Given data
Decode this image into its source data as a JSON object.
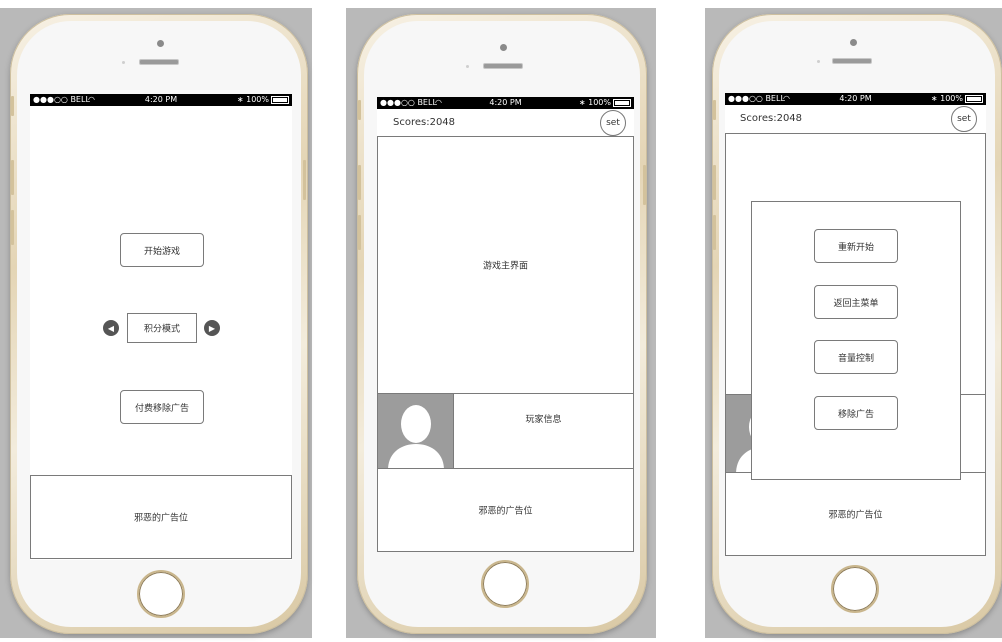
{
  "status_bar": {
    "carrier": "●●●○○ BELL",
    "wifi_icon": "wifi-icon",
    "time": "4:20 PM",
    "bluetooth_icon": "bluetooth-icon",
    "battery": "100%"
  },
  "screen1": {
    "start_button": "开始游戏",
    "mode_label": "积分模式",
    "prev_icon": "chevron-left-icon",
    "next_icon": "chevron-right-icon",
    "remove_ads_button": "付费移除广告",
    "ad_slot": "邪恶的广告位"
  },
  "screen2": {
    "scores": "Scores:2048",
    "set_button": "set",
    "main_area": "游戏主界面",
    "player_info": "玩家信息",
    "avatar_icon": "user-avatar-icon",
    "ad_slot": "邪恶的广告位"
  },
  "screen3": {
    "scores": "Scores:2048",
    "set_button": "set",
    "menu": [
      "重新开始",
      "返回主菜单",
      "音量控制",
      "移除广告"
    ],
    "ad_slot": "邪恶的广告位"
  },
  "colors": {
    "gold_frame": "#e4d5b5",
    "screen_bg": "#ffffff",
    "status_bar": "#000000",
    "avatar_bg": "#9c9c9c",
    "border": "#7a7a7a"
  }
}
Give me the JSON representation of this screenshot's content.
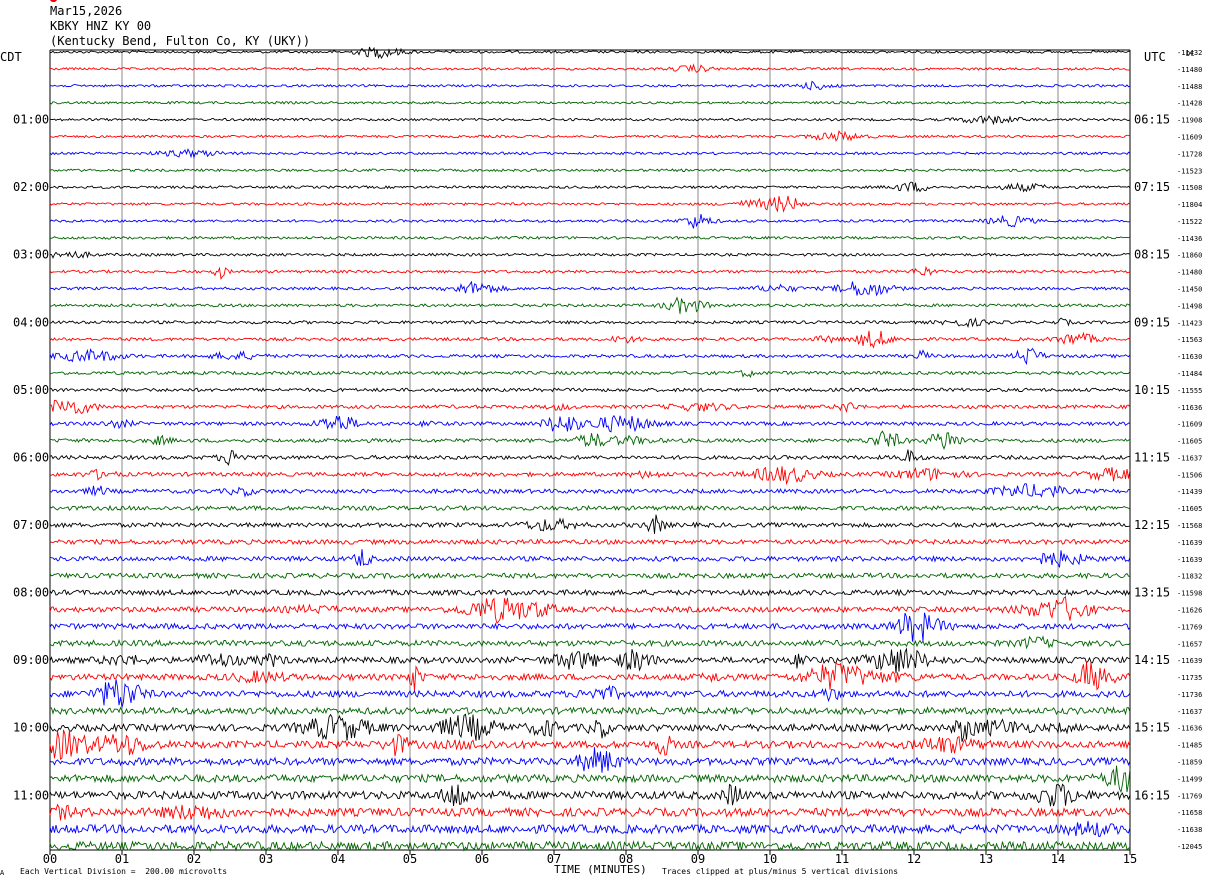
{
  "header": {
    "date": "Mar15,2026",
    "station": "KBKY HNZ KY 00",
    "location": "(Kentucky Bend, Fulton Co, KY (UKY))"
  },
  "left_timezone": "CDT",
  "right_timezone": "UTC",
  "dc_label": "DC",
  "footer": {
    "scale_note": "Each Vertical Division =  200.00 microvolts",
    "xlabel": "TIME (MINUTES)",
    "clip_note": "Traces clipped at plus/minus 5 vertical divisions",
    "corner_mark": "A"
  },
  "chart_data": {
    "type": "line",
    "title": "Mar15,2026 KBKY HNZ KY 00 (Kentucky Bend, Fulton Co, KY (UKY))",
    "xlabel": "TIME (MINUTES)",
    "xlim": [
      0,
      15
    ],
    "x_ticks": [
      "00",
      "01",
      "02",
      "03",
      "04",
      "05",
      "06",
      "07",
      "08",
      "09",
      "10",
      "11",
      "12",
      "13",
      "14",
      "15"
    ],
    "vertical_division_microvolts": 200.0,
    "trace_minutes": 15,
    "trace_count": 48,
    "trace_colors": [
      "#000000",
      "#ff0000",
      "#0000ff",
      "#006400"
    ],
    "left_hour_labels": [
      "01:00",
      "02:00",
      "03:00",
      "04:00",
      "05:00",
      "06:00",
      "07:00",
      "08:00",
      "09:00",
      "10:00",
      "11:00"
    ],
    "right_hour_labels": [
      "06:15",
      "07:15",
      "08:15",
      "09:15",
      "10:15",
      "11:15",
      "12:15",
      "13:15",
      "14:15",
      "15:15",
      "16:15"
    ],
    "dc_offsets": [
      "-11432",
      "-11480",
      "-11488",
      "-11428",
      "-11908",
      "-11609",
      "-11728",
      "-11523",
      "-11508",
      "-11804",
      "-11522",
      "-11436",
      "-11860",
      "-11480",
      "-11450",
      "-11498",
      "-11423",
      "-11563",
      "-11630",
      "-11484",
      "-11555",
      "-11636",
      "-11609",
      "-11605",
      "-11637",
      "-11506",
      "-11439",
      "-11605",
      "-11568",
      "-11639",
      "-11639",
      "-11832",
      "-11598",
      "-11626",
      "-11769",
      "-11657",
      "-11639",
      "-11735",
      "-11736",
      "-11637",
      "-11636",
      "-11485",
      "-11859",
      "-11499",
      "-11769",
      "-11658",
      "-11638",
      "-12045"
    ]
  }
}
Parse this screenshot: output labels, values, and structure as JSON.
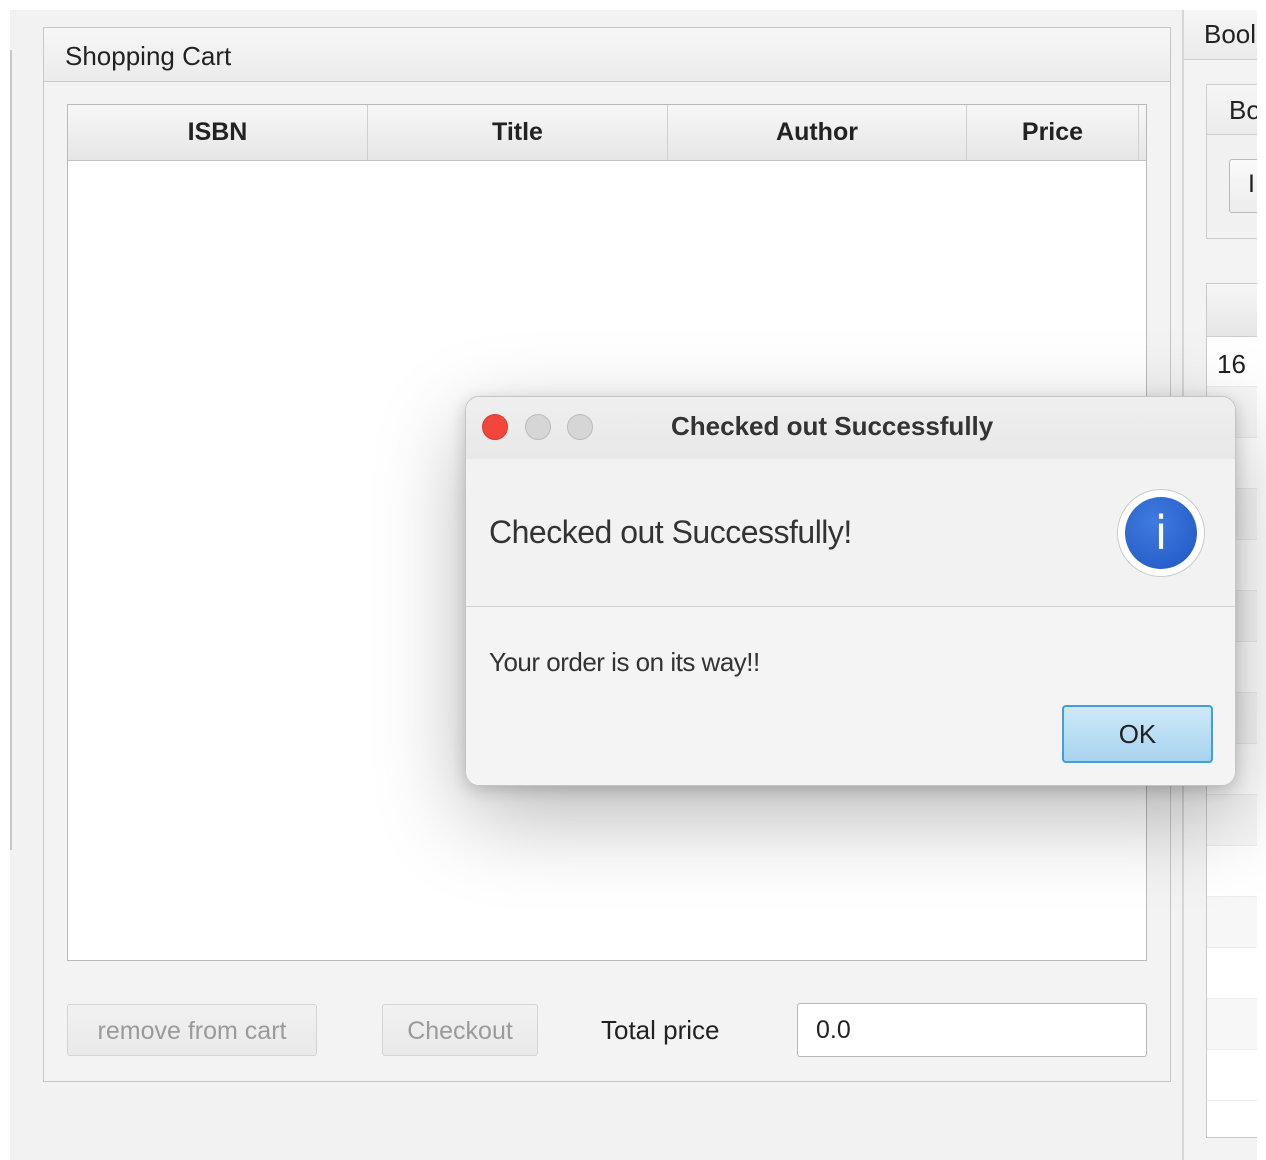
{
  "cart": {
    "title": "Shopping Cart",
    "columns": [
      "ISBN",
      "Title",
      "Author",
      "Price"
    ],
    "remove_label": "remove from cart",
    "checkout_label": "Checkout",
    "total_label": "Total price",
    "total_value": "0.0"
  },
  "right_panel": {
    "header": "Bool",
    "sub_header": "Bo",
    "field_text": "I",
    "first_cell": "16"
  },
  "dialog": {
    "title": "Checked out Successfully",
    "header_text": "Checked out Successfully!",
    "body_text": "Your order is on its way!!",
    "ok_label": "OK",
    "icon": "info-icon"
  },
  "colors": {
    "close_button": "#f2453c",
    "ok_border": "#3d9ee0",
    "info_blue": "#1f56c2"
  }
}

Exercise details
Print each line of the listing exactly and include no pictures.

Expected answer
Decode this image into its source data as a JSON object.
{
  "status_bar": {
    "carrier": "●●●○○ BELL",
    "wifi_icon": "wifi-icon",
    "time": "4:20 PM",
    "bluetooth_icon": "bluetooth-icon",
    "battery": "100%"
  },
  "screen1": {
    "start_button": "开始游戏",
    "mode_label": "积分模式",
    "prev_icon": "chevron-left-icon",
    "next_icon": "chevron-right-icon",
    "remove_ads_button": "付费移除广告",
    "ad_slot": "邪恶的广告位"
  },
  "screen2": {
    "scores": "Scores:2048",
    "set_button": "set",
    "main_area": "游戏主界面",
    "player_info": "玩家信息",
    "avatar_icon": "user-avatar-icon",
    "ad_slot": "邪恶的广告位"
  },
  "screen3": {
    "scores": "Scores:2048",
    "set_button": "set",
    "menu": [
      "重新开始",
      "返回主菜单",
      "音量控制",
      "移除广告"
    ],
    "ad_slot": "邪恶的广告位"
  },
  "colors": {
    "gold_frame": "#e4d5b5",
    "screen_bg": "#ffffff",
    "status_bar": "#000000",
    "avatar_bg": "#9c9c9c",
    "border": "#7a7a7a"
  }
}
Give me the JSON representation of this screenshot's content.
{
  "header": {
    "date": "Mar15,2026",
    "station": "KBKY HNZ KY 00",
    "location": "(Kentucky Bend, Fulton Co, KY (UKY))"
  },
  "left_timezone": "CDT",
  "right_timezone": "UTC",
  "dc_label": "DC",
  "footer": {
    "scale_note": "Each Vertical Division =  200.00 microvolts",
    "xlabel": "TIME (MINUTES)",
    "clip_note": "Traces clipped at plus/minus 5 vertical divisions",
    "corner_mark": "A"
  },
  "chart_data": {
    "type": "line",
    "title": "Mar15,2026 KBKY HNZ KY 00 (Kentucky Bend, Fulton Co, KY (UKY))",
    "xlabel": "TIME (MINUTES)",
    "xlim": [
      0,
      15
    ],
    "x_ticks": [
      "00",
      "01",
      "02",
      "03",
      "04",
      "05",
      "06",
      "07",
      "08",
      "09",
      "10",
      "11",
      "12",
      "13",
      "14",
      "15"
    ],
    "vertical_division_microvolts": 200.0,
    "trace_minutes": 15,
    "trace_count": 48,
    "trace_colors": [
      "#000000",
      "#ff0000",
      "#0000ff",
      "#006400"
    ],
    "left_hour_labels": [
      "01:00",
      "02:00",
      "03:00",
      "04:00",
      "05:00",
      "06:00",
      "07:00",
      "08:00",
      "09:00",
      "10:00",
      "11:00"
    ],
    "right_hour_labels": [
      "06:15",
      "07:15",
      "08:15",
      "09:15",
      "10:15",
      "11:15",
      "12:15",
      "13:15",
      "14:15",
      "15:15",
      "16:15"
    ],
    "dc_offsets": [
      "-11432",
      "-11480",
      "-11488",
      "-11428",
      "-11908",
      "-11609",
      "-11728",
      "-11523",
      "-11508",
      "-11804",
      "-11522",
      "-11436",
      "-11860",
      "-11480",
      "-11450",
      "-11498",
      "-11423",
      "-11563",
      "-11630",
      "-11484",
      "-11555",
      "-11636",
      "-11609",
      "-11605",
      "-11637",
      "-11506",
      "-11439",
      "-11605",
      "-11568",
      "-11639",
      "-11639",
      "-11832",
      "-11598",
      "-11626",
      "-11769",
      "-11657",
      "-11639",
      "-11735",
      "-11736",
      "-11637",
      "-11636",
      "-11485",
      "-11859",
      "-11499",
      "-11769",
      "-11658",
      "-11638",
      "-12045"
    ]
  }
}
Parse this screenshot: output labels, values, and structure as JSON.
{
  "cart": {
    "title": "Shopping Cart",
    "columns": [
      "ISBN",
      "Title",
      "Author",
      "Price"
    ],
    "remove_label": "remove from cart",
    "checkout_label": "Checkout",
    "total_label": "Total price",
    "total_value": "0.0"
  },
  "right_panel": {
    "header": "Bool",
    "sub_header": "Bo",
    "field_text": "I",
    "first_cell": "16"
  },
  "dialog": {
    "title": "Checked out Successfully",
    "header_text": "Checked out Successfully!",
    "body_text": "Your order is on its way!!",
    "ok_label": "OK",
    "icon": "info-icon"
  },
  "colors": {
    "close_button": "#f2453c",
    "ok_border": "#3d9ee0",
    "info_blue": "#1f56c2"
  }
}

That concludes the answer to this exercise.